# [Records for this exercise]
════════════════════
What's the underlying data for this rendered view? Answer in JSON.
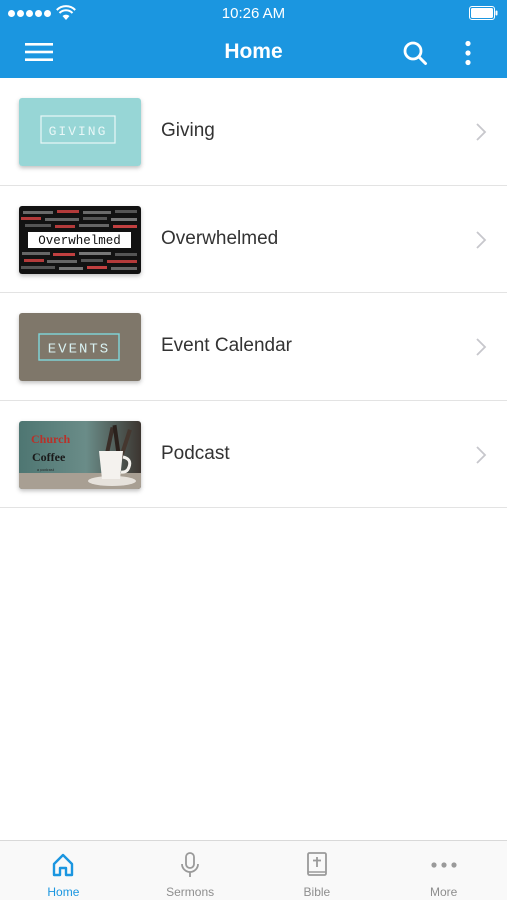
{
  "status_bar": {
    "time": "10:26 AM"
  },
  "nav": {
    "title": "Home"
  },
  "items": [
    {
      "label": "Giving",
      "thumb_text": "GIVING"
    },
    {
      "label": "Overwhelmed",
      "thumb_text": "Overwhelmed"
    },
    {
      "label": "Event Calendar",
      "thumb_text": "EVENTS"
    },
    {
      "label": "Podcast",
      "thumb_title_1": "Church",
      "thumb_title_2": "Coffee",
      "thumb_subtitle": "a podcast"
    }
  ],
  "tabs": [
    {
      "label": "Home",
      "icon": "home-icon",
      "active": true
    },
    {
      "label": "Sermons",
      "icon": "microphone-icon"
    },
    {
      "label": "Bible",
      "icon": "bible-icon"
    },
    {
      "label": "More",
      "icon": "more-dots-icon"
    }
  ],
  "colors": {
    "accent": "#1b96e0",
    "giving_bg": "#97d6d6",
    "events_bg": "#7f776a"
  }
}
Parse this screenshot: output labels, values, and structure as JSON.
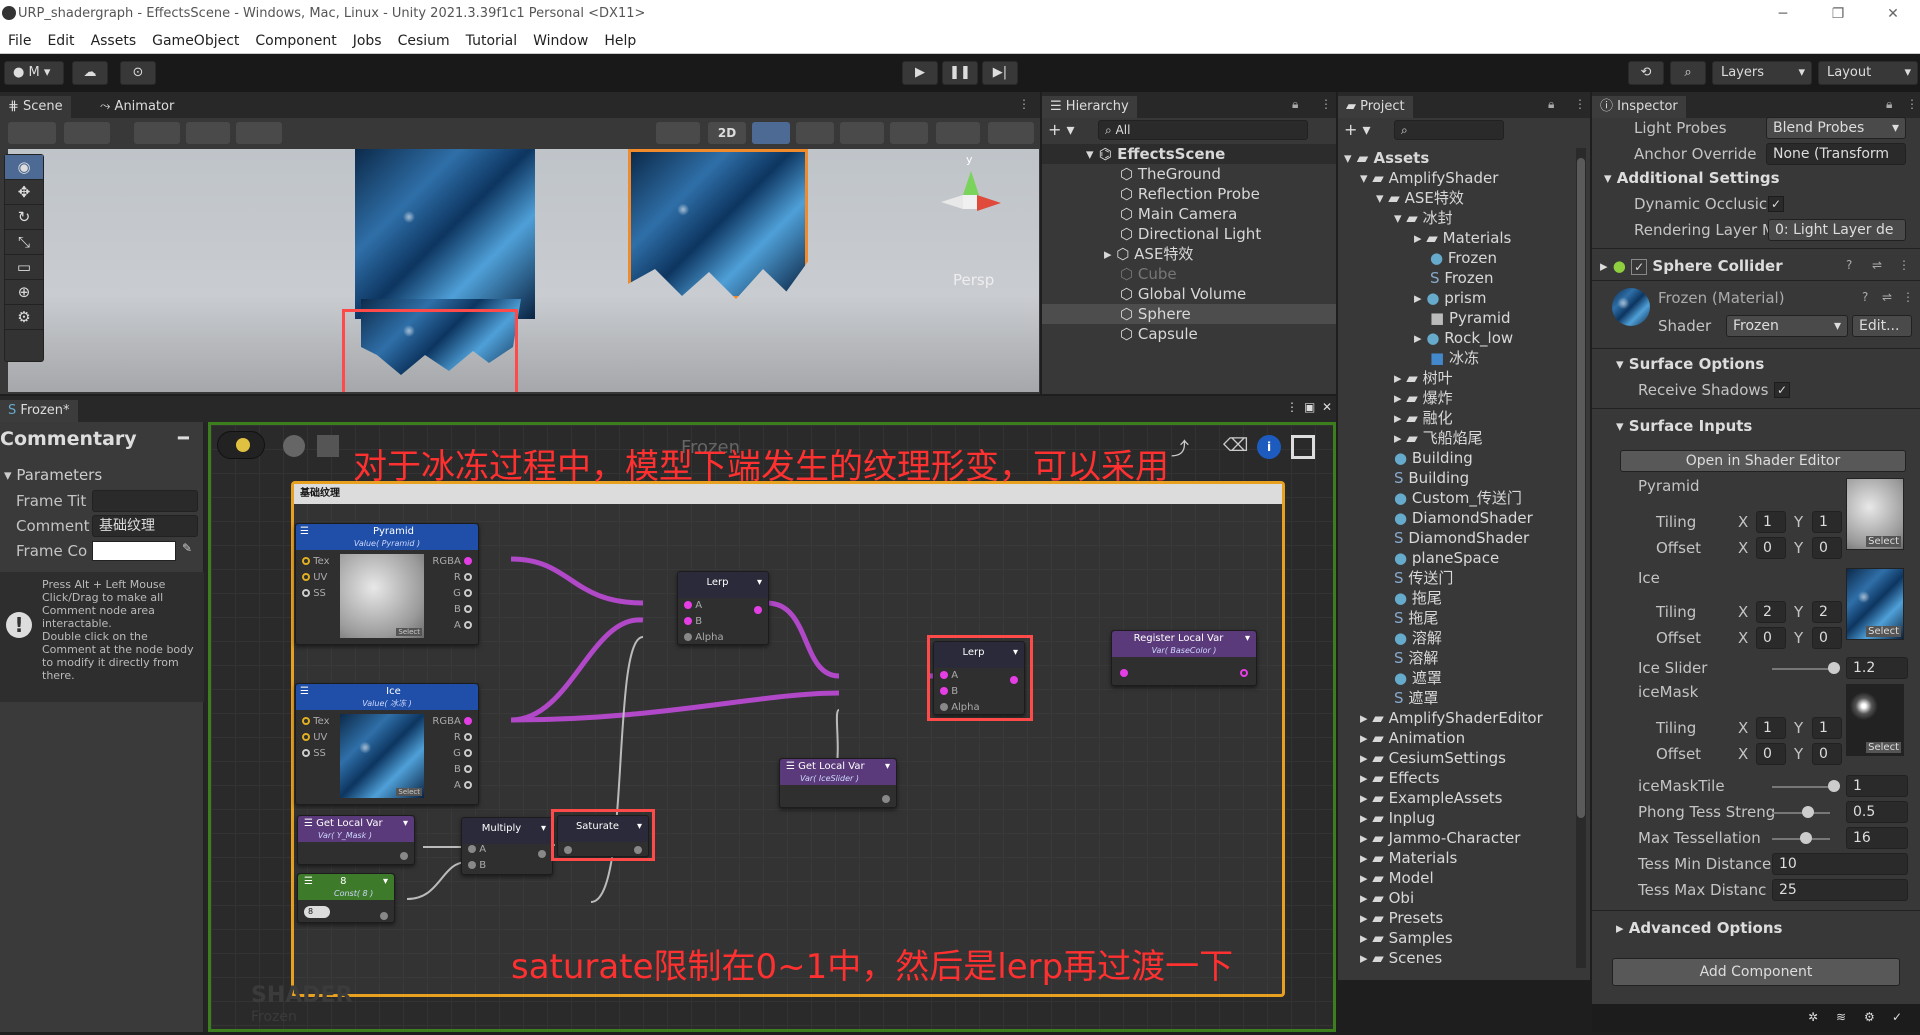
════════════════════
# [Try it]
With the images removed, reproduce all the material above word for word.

# [Solution to this exercise]
What's the underlying data for this rendered view? Answer in JSON.
{
  "status_bar": {
    "time": "10:26 AM"
  },
  "nav": {
    "title": "Home"
  },
  "items": [
    {
      "label": "Giving",
      "thumb_text": "GIVING"
    },
    {
      "label": "Overwhelmed",
      "thumb_text": "Overwhelmed"
    },
    {
      "label": "Event Calendar",
      "thumb_text": "EVENTS"
    },
    {
      "label": "Podcast",
      "thumb_title_1": "Church",
      "thumb_title_2": "Coffee",
      "thumb_subtitle": "a podcast"
    }
  ],
  "tabs": [
    {
      "label": "Home",
      "icon": "home-icon",
      "active": true
    },
    {
      "label": "Sermons",
      "icon": "microphone-icon"
    },
    {
      "label": "Bible",
      "icon": "bible-icon"
    },
    {
      "label": "More",
      "icon": "more-dots-icon"
    }
  ],
  "colors": {
    "accent": "#1b96e0",
    "giving_bg": "#97d6d6",
    "events_bg": "#7f776a"
  }
}
Parse this screenshot: output labels, values, and structure as JSON.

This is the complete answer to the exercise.